A tooth that has had a root canal needs a crown. These teeth can have a good prognosis, but they are not as strong as teeth that have never had a root canal. Protecting the tooth with a crown will prevent fracture. A tooth that has a larger filling and has fracture lines in the remaining structure is considered unstable. Using the tooth for chewing is dangerous because it has a higher chance of breaking.

Teeth that are excessively worn due to grinding may need crowns to replace missing tooth structure. This restores the tooth back to its original form allowing it to be protected and have more effective biting and chewing.

If you are experiencing any of these situations, it would benefit you to get a crown before anything happens that creates additional breakdown, which is a potential emergency and a more expensive problem.

 

About the author
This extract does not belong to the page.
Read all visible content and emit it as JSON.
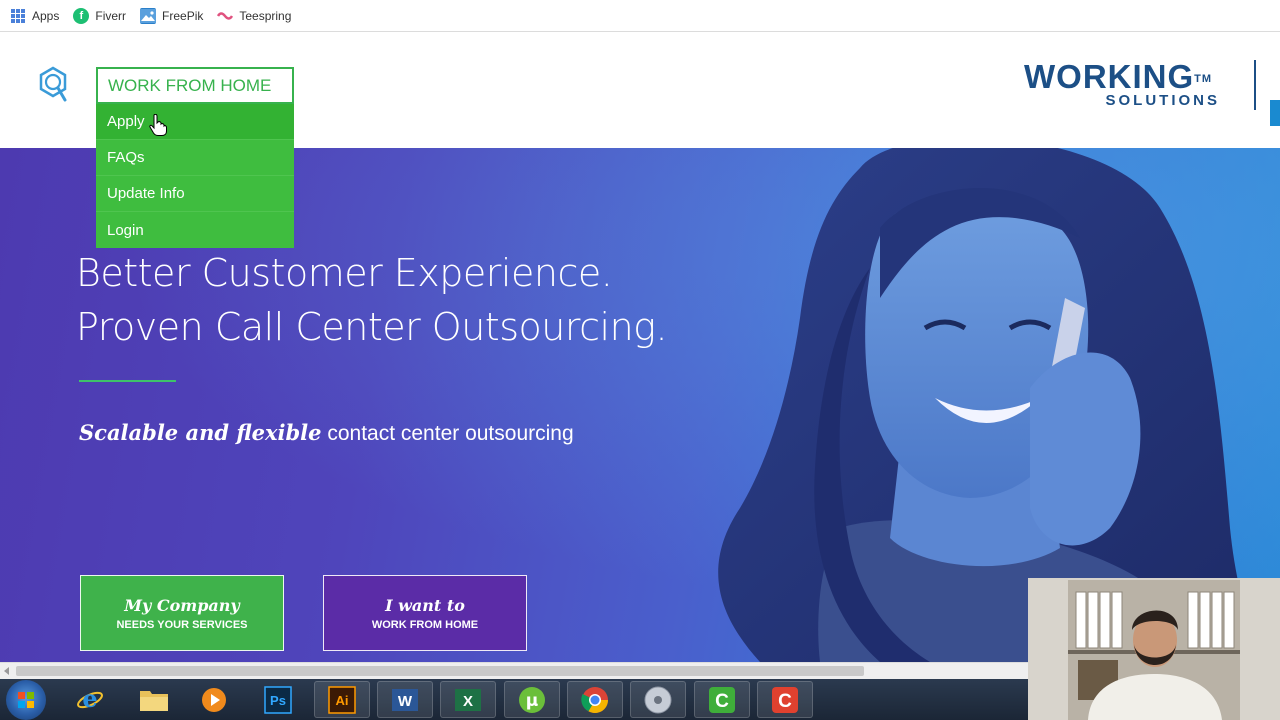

Stacey Sparkman Hall, D.D.S.

Dr. Stacey Hall brings her unique outlook on dental care and her personable optimism to the Williamsburg Center for Dental Health. With nine years of solid dental expertise as a dentist in Williamsburg, she decided in early 2011 to branch out and open her own local practice. After completing her undergraduate degree from Virginia Tech in 1998, Dr. Hall graduated from VCU’s MCV School of Dentistry in 2002, receiving her D.D.S. She is a member of the Academy of General Dentistry, the American Dental Association, and was awarded member fellowship to the International Congress of Oral Implantology in 2008. She leads the elite Tidewater Dawson Study Club and is a scholar with the interntaionally renowned Dawson Academy. As a Dawson ambassador, Dr. Hall also assists in the training of students in the Dawson Academy. Stacey and her husband Michael have been blessed with three beautiful girls, Lanie, Gracie and Abbie. She is a loyal Virginia Tech Football fan, and enjoys Bible study and missions work.

Health JournalSubscribe to our Thursday “Healthy Reads!”